  • The Float Ball: This part is what senses the tank’s water level to tell the water supply valve when to open and close. It is typically a floating ball that is attached to a horizontal pivoting arm. Often when a toilet is running, an easy toilet repair is to adjust this device. 

Can a toilet fill valve be repaired?

Yes, either you can call a plumber, of you can attempt this toilet repair yourself, which is the less expensive choice and relatively easy.  The float is that simple device inside the tan that shuts the fill valve closed after the water has met the pre-determined level inside the tan after a flush. Attached to it is a float arm that exerts enough pressure on the valve gradually and as the fill valve closes, sediment from the water gets inside the opening, causing it to prematurely shut off. This doesn’t allow enough water to fill the tank for the next flush. The following steps will get you through this toilet repair: 

  • One: Turn off the water off with the shut-off valve located under the tank and then flush the toilet. Keep holding the handle down so you get as much water drained from the tank.
  • Two: Remove the fill valve cap that has a tube attached to the float. It will either have screws attaching it or it lifts off as it turned counterclockwise.  
  • Three: Turn on the shut-off valve located under the toilet on so that a small quantity of water flows from the fill valve. Place the tank lid on or use your hand to cover this so water doesn’t spray all over you and the floor. 
  • Four: For ten seconds, let the water flow from the valve and then turn it off at the shut-off valve and put the cap back on. Now turn the water back on and let the tank fill.

How do you fix a weak flushing toilet?

After some tie, a toilets will often develop a weak flush. A common issue that causes this is a build-up of calcium, lime, and other minerals in the water, along the rim of the toilet bowl. This build-up restricts the water flow into the toilet bowl, causing a weak flush. An easy toilet repair with these steps: 

  1. Clean the rim with a toilet bowl cleaner with the water turned off and the water drained from the tank. Pour the cleaner into the opening of the flush valve and allow the toilet to sit overnight without use if possible.  Then using a stretched out wire hanger, push into the jet holes, scraping the build-up away. 
  1. Check the tank water level and if it is over one inch under the overflow pip, you need to adjust the incoming water level .This toilet repair is done by adjusting the water height of the fill valve.  It may be the flapper needs adjusting not to close too soon, with a slack of half-inch in the chain. This isn’t a precise setting but rather a trial and error. It may take a few tries to get it right. 
water leaking form toilet

Why did my toilet explode?

Residential toilets are virtually impossible to explode. There have been videos of teens lighting spray air freshener in the toilet bowl and causing it to explode or pouring a flammable liquid like gasoline in the bowl then lighting it. For the most part though, unless there is pressurized water at 60 psi in the tank and a leak in the water pipes that allowed air in, flushing a toilet in the same water system could cause one to explode. 
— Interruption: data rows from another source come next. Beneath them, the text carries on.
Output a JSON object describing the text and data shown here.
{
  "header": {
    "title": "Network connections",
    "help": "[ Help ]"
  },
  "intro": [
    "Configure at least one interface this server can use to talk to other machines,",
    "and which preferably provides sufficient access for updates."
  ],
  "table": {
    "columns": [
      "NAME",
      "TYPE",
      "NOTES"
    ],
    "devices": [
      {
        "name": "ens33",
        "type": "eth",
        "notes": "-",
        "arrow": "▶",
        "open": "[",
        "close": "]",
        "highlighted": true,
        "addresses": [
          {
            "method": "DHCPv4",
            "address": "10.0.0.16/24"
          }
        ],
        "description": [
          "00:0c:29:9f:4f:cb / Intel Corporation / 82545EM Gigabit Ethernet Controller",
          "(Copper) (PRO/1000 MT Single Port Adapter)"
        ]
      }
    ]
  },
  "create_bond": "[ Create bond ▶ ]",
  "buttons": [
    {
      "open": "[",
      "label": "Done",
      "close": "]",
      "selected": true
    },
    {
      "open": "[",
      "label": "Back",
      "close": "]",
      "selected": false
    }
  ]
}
When a wax ring has to be replaced, this is a job or an experienced DIY homeowner or a plumber. It requires a toilet repair bolt to floor replacement and the toilet repair flange replaced as well. It takes either 2 people or one strong person to lift the toilet off the floor, after the water has been turned off and the water line disconnected.  If this is your first attempt at a toilet repair, we recommend having help. Call 817-244-4370 today for your toilet repair needs in Fort Worth, TX.